But then in the showcase next to it there was the curator from the museum in León and she was placing mummified animals in the showcase, and she was overhearing us and she went, 'Well, hang on a minute, we've got a head in our museum, we did the X-ray, we thought it was a coin, but when we opened him up it was actually a gold tongue. So when you get back, look at your X-rays because although it looks like a gold coin, it may be a gold tongue.'

So amazing, just one person from Italy, another person from a city here in Spain, that they just meet up because they are collaborating on the same exhibition, and one gives the information like that, just offhand. And the woman for Turin was just, 'Wow, when I'm getting back I'm going to have a look at it.' So, actually amazing. There are just small stories like that which has been an absolute delight when we produced this exhibition.

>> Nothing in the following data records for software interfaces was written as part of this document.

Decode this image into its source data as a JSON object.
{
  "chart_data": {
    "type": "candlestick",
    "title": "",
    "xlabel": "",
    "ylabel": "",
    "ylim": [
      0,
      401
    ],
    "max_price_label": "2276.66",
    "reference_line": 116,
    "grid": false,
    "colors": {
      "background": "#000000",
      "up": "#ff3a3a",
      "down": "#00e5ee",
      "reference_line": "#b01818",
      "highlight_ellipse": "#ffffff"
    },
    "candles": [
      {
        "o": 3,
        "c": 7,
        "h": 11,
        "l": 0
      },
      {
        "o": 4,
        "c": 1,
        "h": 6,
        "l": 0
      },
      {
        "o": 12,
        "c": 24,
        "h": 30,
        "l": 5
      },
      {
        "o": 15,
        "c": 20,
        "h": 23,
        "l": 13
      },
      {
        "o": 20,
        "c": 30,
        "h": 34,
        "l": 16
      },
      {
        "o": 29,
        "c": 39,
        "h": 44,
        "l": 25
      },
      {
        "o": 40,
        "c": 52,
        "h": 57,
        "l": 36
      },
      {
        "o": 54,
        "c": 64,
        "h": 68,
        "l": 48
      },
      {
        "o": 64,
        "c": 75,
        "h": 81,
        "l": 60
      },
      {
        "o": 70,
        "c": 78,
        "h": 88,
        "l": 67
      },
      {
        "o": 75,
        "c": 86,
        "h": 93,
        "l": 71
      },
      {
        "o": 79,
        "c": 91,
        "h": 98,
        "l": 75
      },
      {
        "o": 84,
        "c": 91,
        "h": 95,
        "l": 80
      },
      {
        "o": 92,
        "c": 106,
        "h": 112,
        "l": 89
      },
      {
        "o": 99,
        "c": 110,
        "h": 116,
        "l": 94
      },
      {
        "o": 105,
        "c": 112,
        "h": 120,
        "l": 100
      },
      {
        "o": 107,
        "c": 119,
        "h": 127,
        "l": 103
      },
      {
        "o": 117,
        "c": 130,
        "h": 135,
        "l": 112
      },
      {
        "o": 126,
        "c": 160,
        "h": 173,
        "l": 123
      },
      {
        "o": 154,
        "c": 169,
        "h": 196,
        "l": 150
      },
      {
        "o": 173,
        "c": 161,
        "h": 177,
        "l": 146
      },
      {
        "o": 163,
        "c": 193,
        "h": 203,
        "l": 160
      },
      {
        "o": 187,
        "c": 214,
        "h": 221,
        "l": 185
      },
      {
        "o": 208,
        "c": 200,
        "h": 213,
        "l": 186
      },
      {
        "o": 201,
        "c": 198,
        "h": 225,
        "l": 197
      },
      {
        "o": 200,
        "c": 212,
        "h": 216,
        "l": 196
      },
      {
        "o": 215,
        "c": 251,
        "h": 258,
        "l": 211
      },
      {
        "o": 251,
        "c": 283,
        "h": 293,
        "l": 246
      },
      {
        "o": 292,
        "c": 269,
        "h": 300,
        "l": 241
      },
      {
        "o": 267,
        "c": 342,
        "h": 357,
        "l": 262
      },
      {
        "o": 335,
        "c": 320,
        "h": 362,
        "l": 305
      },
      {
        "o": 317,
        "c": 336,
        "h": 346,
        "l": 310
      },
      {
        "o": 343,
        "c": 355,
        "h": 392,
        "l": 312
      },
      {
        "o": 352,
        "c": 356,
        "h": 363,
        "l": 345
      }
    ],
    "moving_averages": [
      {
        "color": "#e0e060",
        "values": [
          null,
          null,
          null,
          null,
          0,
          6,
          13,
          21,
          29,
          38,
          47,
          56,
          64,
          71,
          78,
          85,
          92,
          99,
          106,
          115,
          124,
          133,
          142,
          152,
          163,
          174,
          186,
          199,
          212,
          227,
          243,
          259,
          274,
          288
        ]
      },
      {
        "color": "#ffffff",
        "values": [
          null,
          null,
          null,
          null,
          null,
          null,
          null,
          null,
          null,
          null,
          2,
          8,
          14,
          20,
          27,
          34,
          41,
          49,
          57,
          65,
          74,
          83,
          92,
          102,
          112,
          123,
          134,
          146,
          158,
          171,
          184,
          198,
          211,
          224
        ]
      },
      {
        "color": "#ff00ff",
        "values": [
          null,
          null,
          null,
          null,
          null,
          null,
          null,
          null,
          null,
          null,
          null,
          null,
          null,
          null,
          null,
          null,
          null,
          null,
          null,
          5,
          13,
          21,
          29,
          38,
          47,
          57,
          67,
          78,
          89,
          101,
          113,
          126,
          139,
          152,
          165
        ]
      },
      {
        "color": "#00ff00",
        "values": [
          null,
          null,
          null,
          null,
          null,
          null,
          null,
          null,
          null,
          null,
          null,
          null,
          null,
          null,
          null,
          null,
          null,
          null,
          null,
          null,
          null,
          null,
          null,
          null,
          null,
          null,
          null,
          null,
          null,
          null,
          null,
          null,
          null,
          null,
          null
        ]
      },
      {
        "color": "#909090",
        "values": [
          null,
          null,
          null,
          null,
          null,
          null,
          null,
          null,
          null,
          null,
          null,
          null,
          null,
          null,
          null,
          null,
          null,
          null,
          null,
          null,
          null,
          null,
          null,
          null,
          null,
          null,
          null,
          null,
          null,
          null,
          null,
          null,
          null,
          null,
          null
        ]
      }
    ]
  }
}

Wendy Zukerman: Thank you very much for your time.

Elisa Wilkinson: Okay, thank you very much.

Robyn Williams: Elisa Wilkinson taking Wendy Zukerman and us around the mummy exhibition in Granada.

© Australian Broadcasting Corporation